**WORK TO BE COMPLETED:** Check each line of the entries below for the word "this", and copy out the ones that have it.

**Stored data:**
# # # # #
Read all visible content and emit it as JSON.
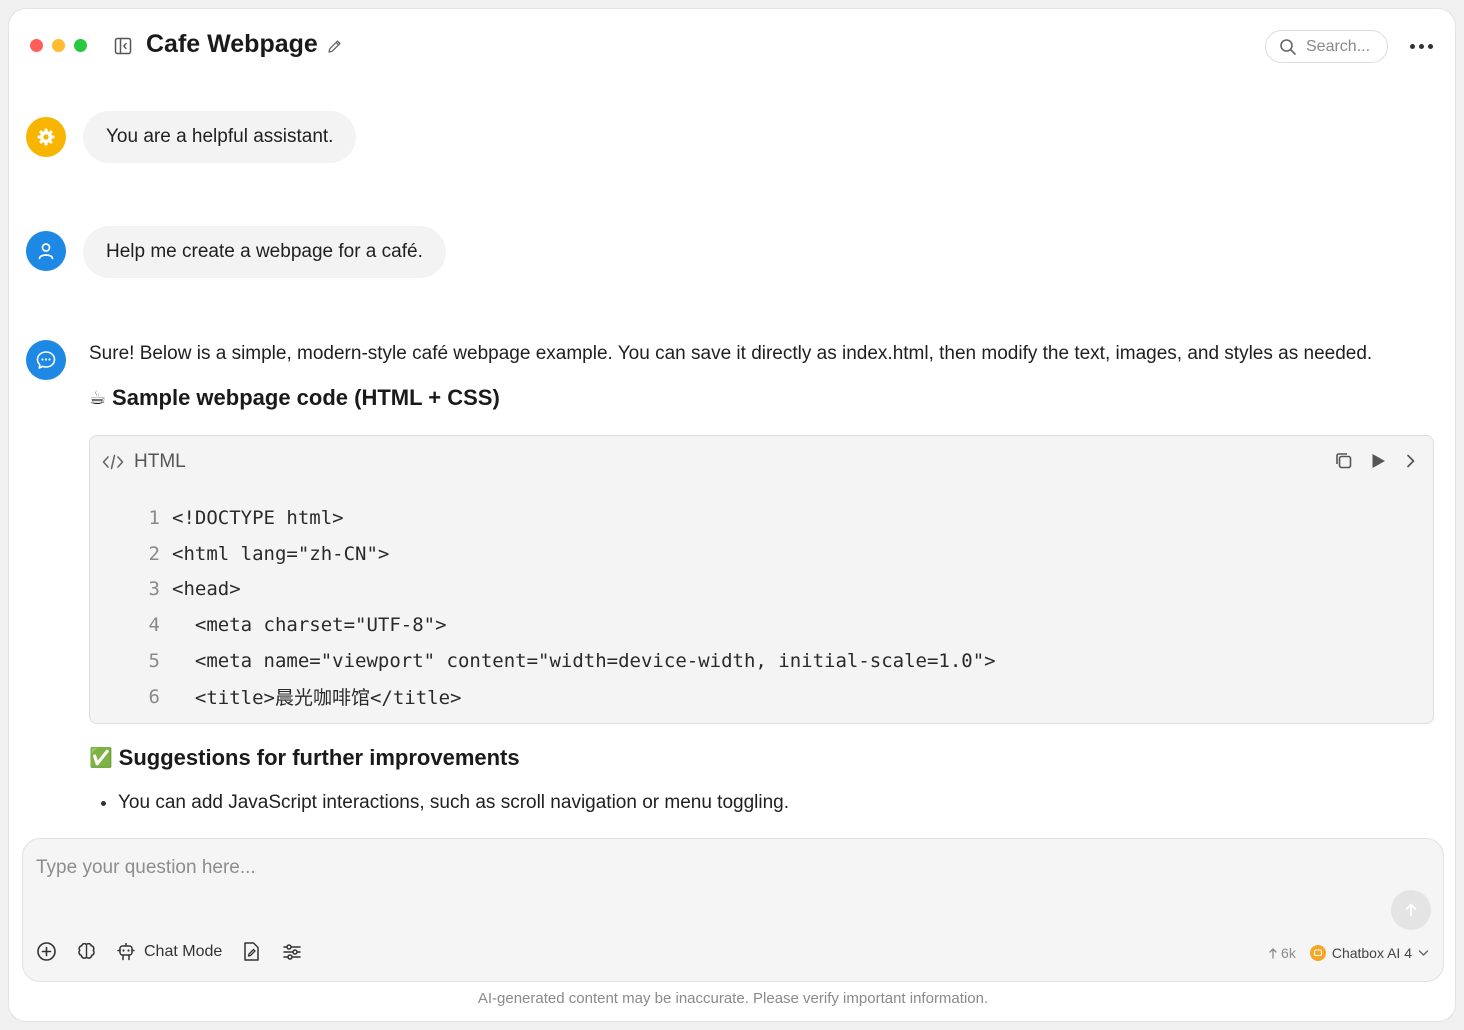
{
  "window": {
    "title": "Cafe Webpage",
    "traffic_colors": [
      "#ff5f57",
      "#febc2e",
      "#28c840"
    ]
  },
  "header": {
    "search_placeholder": "Search..."
  },
  "messages": {
    "system": {
      "text": "You are a helpful assistant.",
      "avatar_color": "#f7b500"
    },
    "user": {
      "text": "Help me create a webpage for a café.",
      "avatar_color": "#1e88e5"
    },
    "assistant": {
      "avatar_color": "#1e88e5",
      "intro": "Sure! Below is a simple, modern-style café webpage example. You can save it directly as index.html, then modify the text, images, and styles as needed.",
      "heading1_emoji": "☕",
      "heading1": "Sample webpage code (HTML + CSS)",
      "code": {
        "lang": "HTML",
        "lines": [
          {
            "n": "1",
            "text": "<!DOCTYPE html>"
          },
          {
            "n": "2",
            "text": "<html lang=\"zh-CN\">"
          },
          {
            "n": "3",
            "text": "<head>"
          },
          {
            "n": "4",
            "text": "  <meta charset=\"UTF-8\">"
          },
          {
            "n": "5",
            "text": "  <meta name=\"viewport\" content=\"width=device-width, initial-scale=1.0\">"
          },
          {
            "n": "6",
            "text": "  <title>晨光咖啡馆</title>"
          }
        ]
      },
      "heading2_emoji": "✅",
      "heading2": "Suggestions for further improvements",
      "bullets": [
        "You can add JavaScript interactions, such as scroll navigation or menu toggling."
      ]
    }
  },
  "input": {
    "placeholder": "Type your question here...",
    "chat_mode_label": "Chat Mode",
    "tokens": "6k",
    "model": "Chatbox AI 4"
  },
  "footer": {
    "disclaimer": "AI-generated content may be inaccurate. Please verify important information."
  }
}
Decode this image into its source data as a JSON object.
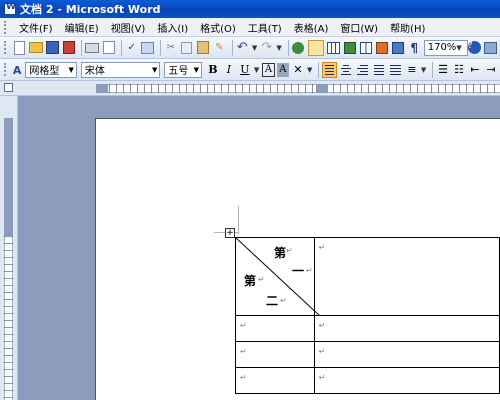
{
  "window": {
    "title": "文档 2 - Microsoft Word"
  },
  "menu": [
    "文件(F)",
    "编辑(E)",
    "视图(V)",
    "插入(I)",
    "格式(O)",
    "工具(T)",
    "表格(A)",
    "窗口(W)",
    "帮助(H)"
  ],
  "toolbar": {
    "zoom": "170%"
  },
  "format": {
    "style": "网格型",
    "font": "宋体",
    "size": "五号"
  },
  "table": {
    "header_top": "第",
    "header_top2": "一",
    "header_left": "第",
    "header_left2": "二",
    "para_mark": "↵"
  }
}
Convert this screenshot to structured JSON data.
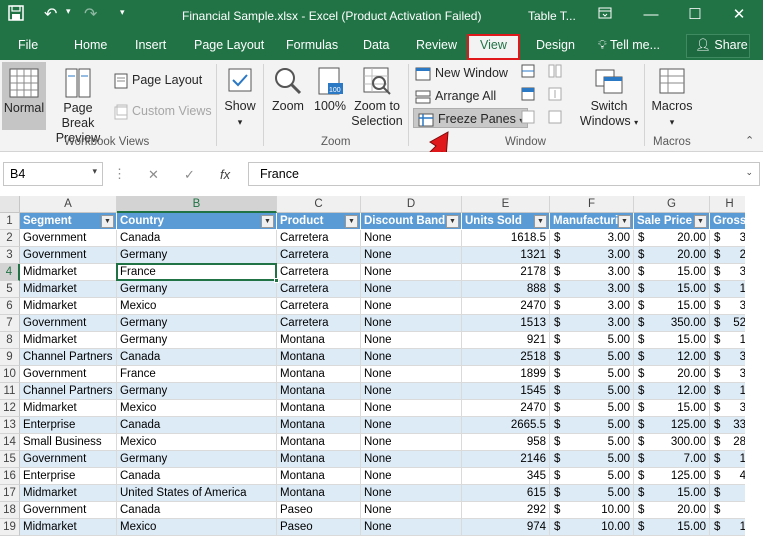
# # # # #
**OUTPUT BELOW:**
Decode this image into its source data as a JSON object.
Convert this screenshot to structured JSON data.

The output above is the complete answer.